[App and web page records]
__________

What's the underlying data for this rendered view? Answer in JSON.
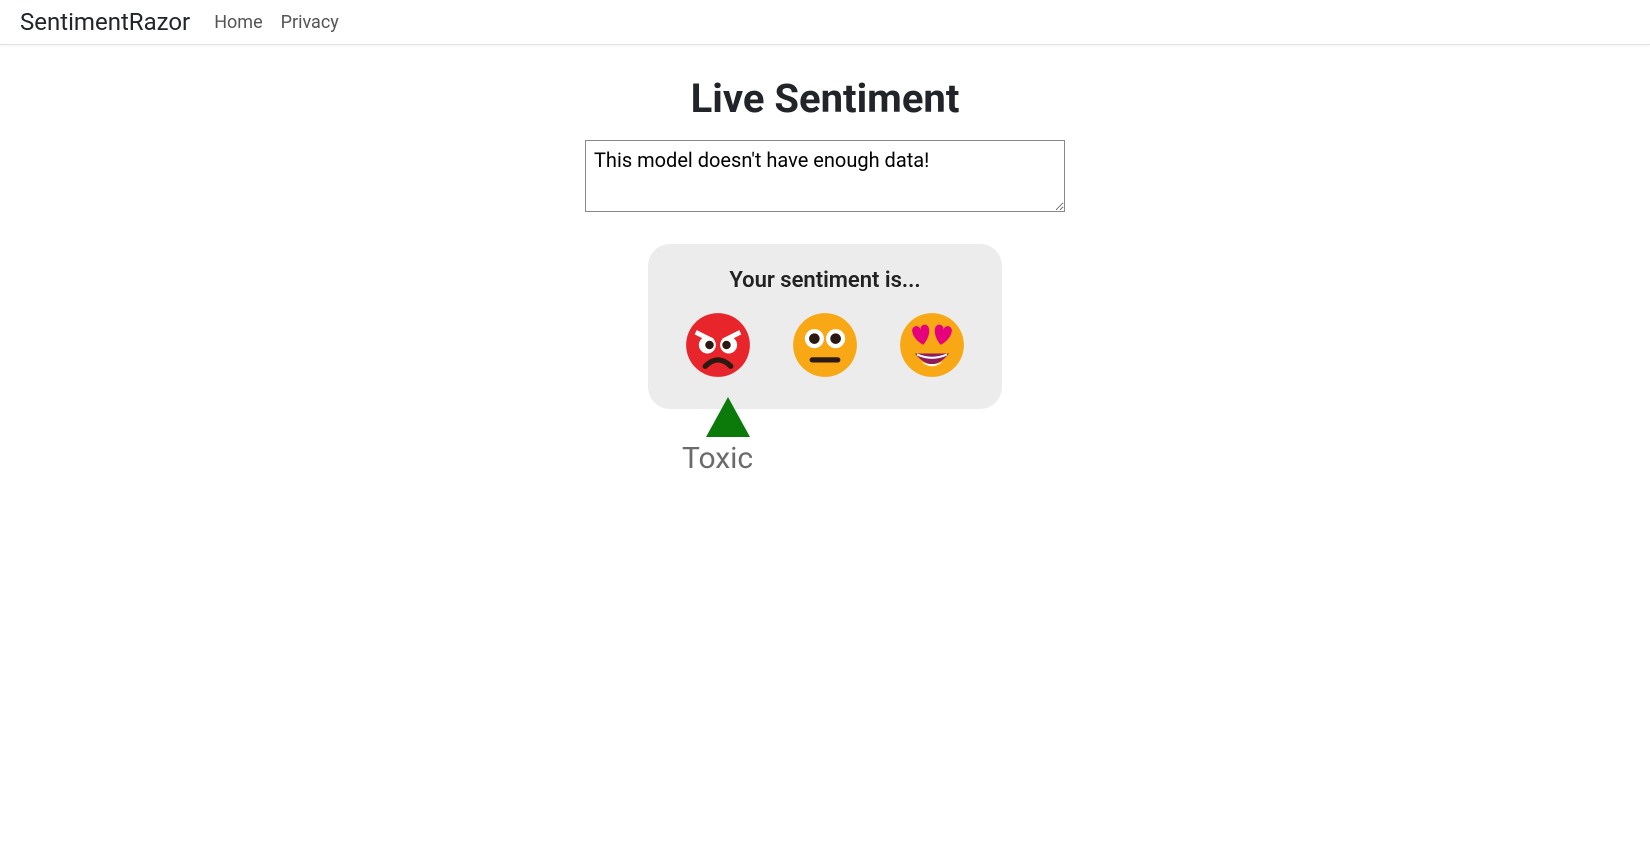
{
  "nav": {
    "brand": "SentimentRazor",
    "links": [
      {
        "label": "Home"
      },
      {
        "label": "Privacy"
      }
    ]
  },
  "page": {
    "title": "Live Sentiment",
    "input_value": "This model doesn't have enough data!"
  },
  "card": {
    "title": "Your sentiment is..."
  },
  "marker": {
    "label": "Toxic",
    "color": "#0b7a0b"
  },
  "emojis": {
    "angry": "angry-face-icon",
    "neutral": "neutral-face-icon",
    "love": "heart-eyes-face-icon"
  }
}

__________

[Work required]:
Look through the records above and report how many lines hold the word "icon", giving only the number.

[Result of this exercise]:
3